I’m not making missionaries heroes. Missionaries and other white Christians were alarmed by the idea that the equality of all people before God means they should be equal in public life. But the equality of believers is an idea they dropped into South Africa. And it was constantly reinforced in the schools. And that made it a dangerous idea.
The upshot of all of this is that Christianity worked against its own grain – at least how Christianity perceived itself. Christianity’s form of colonialism held within itself the seeds of its own destruction.

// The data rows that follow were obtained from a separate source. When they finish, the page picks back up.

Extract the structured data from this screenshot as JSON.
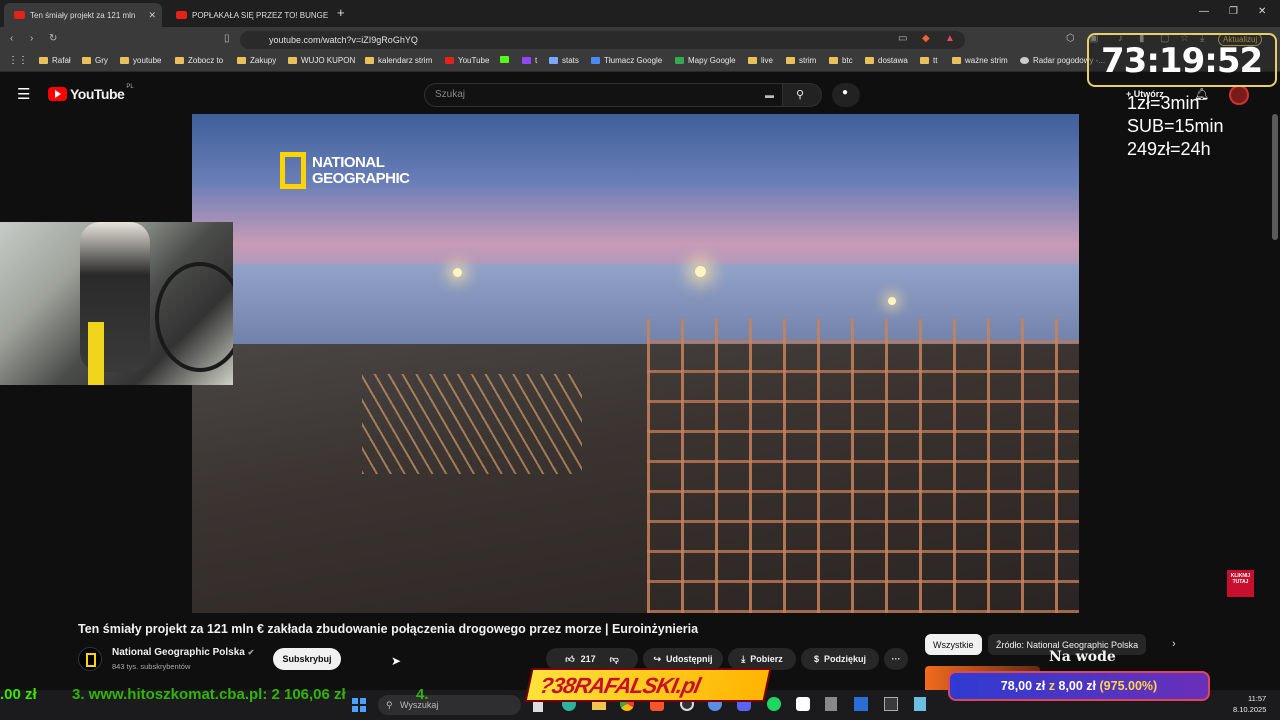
{
  "tabs": [
    {
      "label": "Ten śmiały projekt za 121 mln"
    },
    {
      "label": "POPŁAKAŁA SIĘ PRZEZ TO! BUNGEE"
    }
  ],
  "address": {
    "url": "youtube.com/watch?v=iZI9gRoGhYQ"
  },
  "update_label": "Aktualizuj",
  "bookmarks": [
    "Rafał",
    "Gry",
    "youtube",
    "Zobocz to",
    "Zakupy",
    "WUJO KUPON",
    "kalendarz strim",
    "YouTube",
    "t",
    "stats",
    "Tłumacz Google",
    "Mapy Google",
    "live",
    "strim",
    "btc",
    "dostawa",
    "tt",
    "ważne strim",
    "Radar pogodowy -..."
  ],
  "youtube": {
    "logo": "YouTube",
    "region": "PL",
    "search_placeholder": "Szukaj",
    "create_label": "Utwórz"
  },
  "overlay": {
    "timer": "73:19:52",
    "rates": [
      "1zł=3min",
      "SUB=15min",
      "249zł=24h"
    ]
  },
  "video": {
    "watermark": "NATIONAL GEOGRAPHIC",
    "corner_badge": "KLIKNIJ TUTAJ"
  },
  "video_info": {
    "title": "Ten śmiały projekt za 121 mln € zakłada zbudowanie połączenia drogowego przez morze | Euroinżynieria",
    "channel": "National Geographic Polska",
    "subscribers": "843 tys. subskrybentów",
    "subscribe": "Subskrybuj",
    "likes": "217",
    "share": "Udostępnij",
    "download": "Pobierz",
    "thanks": "Podziękuj"
  },
  "chips": [
    "Wszystkie",
    "Źródło: National Geographic Polska"
  ],
  "recommendation_text": "Na wode",
  "ticker": {
    "left": ".00 zł",
    "text": "3. www.hitoszkomat.cba.pl: 2 106,06 zł",
    "number": "4."
  },
  "brand_banner": "?38RAFALSKI.pl",
  "donation": {
    "amount": "78,00 zł",
    "connector": "z",
    "goal": "8,00 zł",
    "percent": "(975.00%)"
  },
  "taskbar": {
    "search_placeholder": "Wyszukaj",
    "time": "11:57",
    "date": "8.10.2025"
  },
  "colors": {
    "accent_red": "#ff0000",
    "overlay_gold": "#e7d06a",
    "ticker_green": "#39e600"
  }
}
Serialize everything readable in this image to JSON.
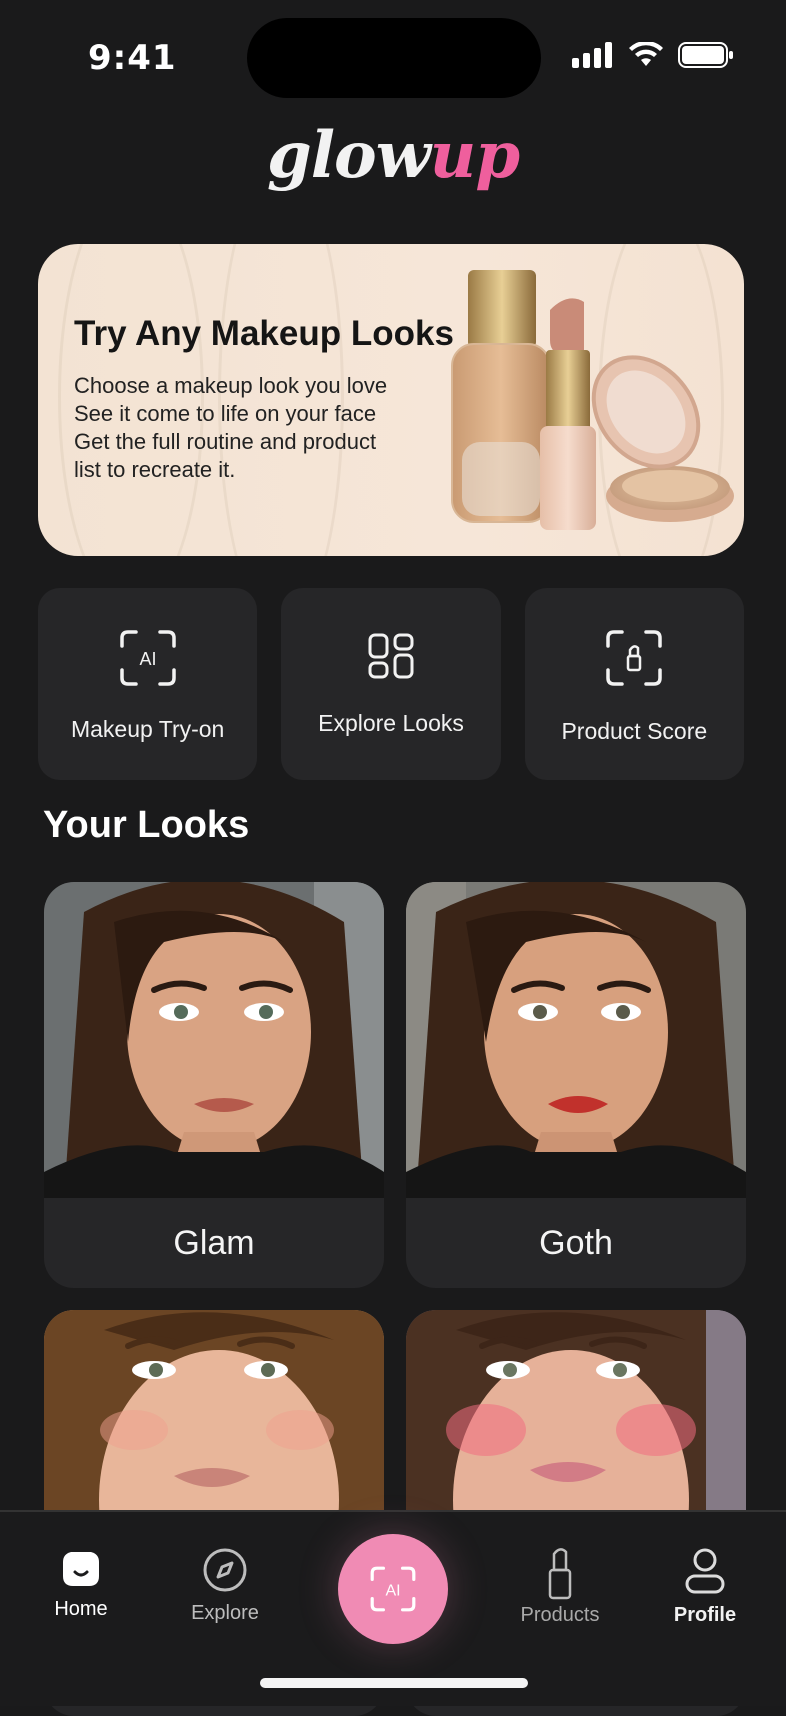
{
  "status": {
    "time": "9:41"
  },
  "app": {
    "logo_part1": "glow",
    "logo_part2": "up",
    "accent": "#ef5f9d"
  },
  "hero": {
    "title": "Try Any Makeup Looks",
    "lines": [
      "Choose a makeup look you love",
      "See it come to life on your face",
      "Get the full routine and product",
      "list to recreate it."
    ]
  },
  "quick_actions": [
    {
      "label": "Makeup Try-on",
      "icon": "ai-scan-icon",
      "icon_text": "AI"
    },
    {
      "label": "Explore Looks",
      "icon": "grid-icon"
    },
    {
      "label": "Product Score",
      "icon": "lipstick-scan-icon"
    }
  ],
  "looks": {
    "title": "Your Looks",
    "items": [
      {
        "name": "Glam"
      },
      {
        "name": "Goth"
      },
      {
        "name": ""
      },
      {
        "name": ""
      }
    ]
  },
  "nav": {
    "items": [
      {
        "label": "Home",
        "icon": "home-icon",
        "active": true
      },
      {
        "label": "Explore",
        "icon": "compass-icon"
      },
      {
        "label": "Products",
        "icon": "lipstick-icon"
      },
      {
        "label": "Profile",
        "icon": "profile-icon"
      }
    ],
    "center_icon_text": "AI",
    "center_color": "#f08bb4"
  }
}
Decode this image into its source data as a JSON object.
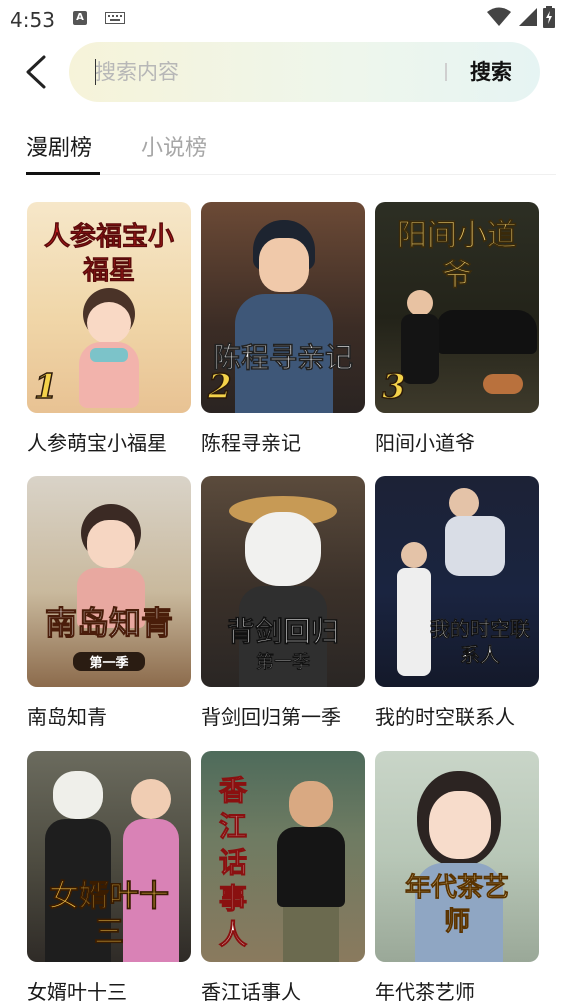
{
  "status": {
    "time": "4:53",
    "a_icon": "A"
  },
  "search": {
    "placeholder": "搜索内容",
    "button": "搜索"
  },
  "tabs": [
    {
      "label": "漫剧榜",
      "active": true
    },
    {
      "label": "小说榜",
      "active": false
    }
  ],
  "items": [
    {
      "title": "人参萌宝小福星",
      "cover_text": "人参福宝小福星",
      "rank": "1"
    },
    {
      "title": "陈程寻亲记",
      "cover_text": "陈程寻亲记",
      "rank": "2"
    },
    {
      "title": "阳间小道爷",
      "cover_text": "阳间小道爷",
      "rank": "3"
    },
    {
      "title": "南岛知青",
      "cover_text": "南岛知青",
      "cover_sub": "第一季"
    },
    {
      "title": "背剑回归第一季",
      "cover_text": "背剑回归",
      "cover_sub": "第一季"
    },
    {
      "title": "我的时空联系人",
      "cover_text": "我的时空联系人"
    },
    {
      "title": "女婿叶十三",
      "cover_text": "女婿叶十三"
    },
    {
      "title": "香江话事人",
      "cover_text": "香江话事人"
    },
    {
      "title": "年代茶艺师",
      "cover_text": "年代茶艺师"
    }
  ]
}
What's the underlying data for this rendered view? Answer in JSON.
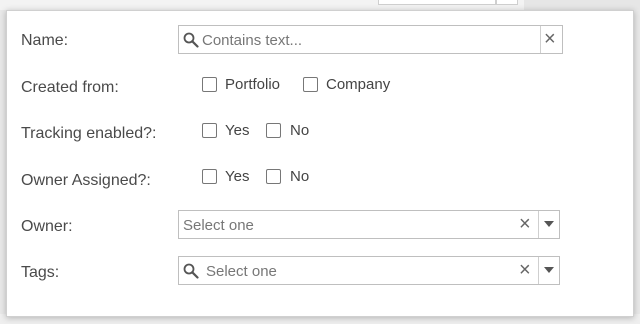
{
  "filters": {
    "name": {
      "label": "Name:",
      "placeholder": "Contains text..."
    },
    "created_from": {
      "label": "Created from:",
      "options": [
        "Portfolio",
        "Company"
      ]
    },
    "tracking_enabled": {
      "label": "Tracking enabled?:",
      "options": [
        "Yes",
        "No"
      ]
    },
    "owner_assigned": {
      "label": "Owner Assigned?:",
      "options": [
        "Yes",
        "No"
      ]
    },
    "owner": {
      "label": "Owner:",
      "placeholder": "Select one"
    },
    "tags": {
      "label": "Tags:",
      "placeholder": "Select one"
    }
  },
  "icons": {
    "clear": "×",
    "search": "search-icon",
    "dropdown": "chevron-down-icon"
  }
}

In a different era but not so far removed historically, are we seeing these same unintended consequences in Israel and Jewish life? After all, Israel is nowhere seen anymore, even within large parts of Israel, as a liberation movement. Israel conquering Jerusalem and the West Bank, while sealing off Gaza, has made Israel less and less popular among Jews. Meanwhile Israeli colonialism has become the major contemporary breeding ground for the Jewish prophetic.
Just some years after Mandela’s education, the major thrust in Jewish life was the necessity of Jewish empowerment in Israel in light of the Holocaust. Decades later the question is whether Israel can survive the explosion of the Jewish prophetic.
On the Christian side today, itself an inheritor of Christianity’s ambiguous legacy, the involvement in the Holocaust and support in Israel has waned. Today mainstream Christian denominational support is for various forms of BDS. This shift has to do with the unintended consequences of Israel’s military success. Large parts of the Christian world have undergone a de-colonial shift precisely at the time that Israel has become a major colonial power.
Unintended consequences. Will this also apply to the extreme pressure being placed on Palestinians for signing away their birthright?
The approaching New Year will tell us much about the unintended consequences of Israel’s unbridled violence and power. The question is which side of history we are on and what we can do when the consequences become clear-cut.